● **PROBLEM TO WORK ON**
Copy all lines holding the word "title" from the entries.

● **Stored data**
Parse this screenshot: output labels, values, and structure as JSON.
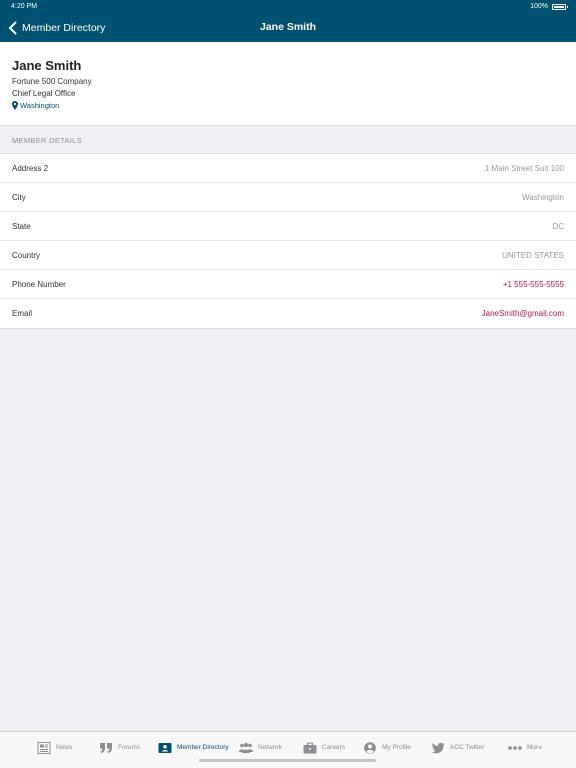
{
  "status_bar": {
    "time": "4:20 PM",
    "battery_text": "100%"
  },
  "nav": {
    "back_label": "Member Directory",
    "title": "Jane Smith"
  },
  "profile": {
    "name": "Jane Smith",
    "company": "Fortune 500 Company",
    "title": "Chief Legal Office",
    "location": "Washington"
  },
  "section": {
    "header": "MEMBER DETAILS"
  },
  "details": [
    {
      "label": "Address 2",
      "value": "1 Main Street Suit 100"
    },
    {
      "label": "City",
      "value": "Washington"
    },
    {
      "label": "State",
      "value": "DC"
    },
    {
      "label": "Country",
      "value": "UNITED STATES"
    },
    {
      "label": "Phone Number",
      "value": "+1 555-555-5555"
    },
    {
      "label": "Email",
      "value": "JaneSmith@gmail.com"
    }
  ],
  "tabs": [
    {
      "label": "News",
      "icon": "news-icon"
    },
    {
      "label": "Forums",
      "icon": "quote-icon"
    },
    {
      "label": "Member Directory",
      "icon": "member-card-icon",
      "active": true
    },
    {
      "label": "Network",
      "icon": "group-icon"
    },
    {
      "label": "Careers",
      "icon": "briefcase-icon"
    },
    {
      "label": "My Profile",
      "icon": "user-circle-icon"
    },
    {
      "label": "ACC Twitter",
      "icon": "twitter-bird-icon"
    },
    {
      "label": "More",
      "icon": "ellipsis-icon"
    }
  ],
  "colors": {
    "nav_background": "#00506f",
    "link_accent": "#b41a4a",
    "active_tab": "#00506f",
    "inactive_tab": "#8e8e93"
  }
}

● **ANSWER BELOW**
    "title": "Jane Smith"
    "title": "Chief Legal Office",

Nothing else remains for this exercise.